**Work order:** For every entry below, give an exact repeat and leave out the pictures.

**Given information:**
+++

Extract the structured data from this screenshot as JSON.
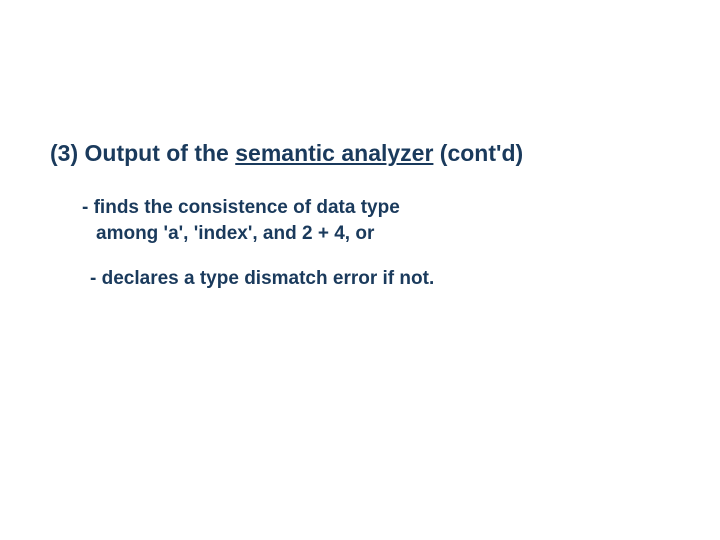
{
  "heading": {
    "prefix": "(3) Output of the ",
    "underlined": "semantic analyzer",
    "suffix": " (cont'd)"
  },
  "bullet1": {
    "line1": "- finds the consistence of data type",
    "line2": "among 'a', 'index', and 2 + 4, or"
  },
  "bullet2": "- declares a type dismatch error if not."
}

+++

**Solved problem:**
Extract the structured data from this screenshot as JSON.
{
  "heading": {
    "prefix": "(3) Output of the ",
    "underlined": "semantic analyzer",
    "suffix": " (cont'd)"
  },
  "bullet1": {
    "line1": "- finds the consistence of data type",
    "line2": "among 'a', 'index', and 2 + 4, or"
  },
  "bullet2": "- declares a type dismatch error if not."
}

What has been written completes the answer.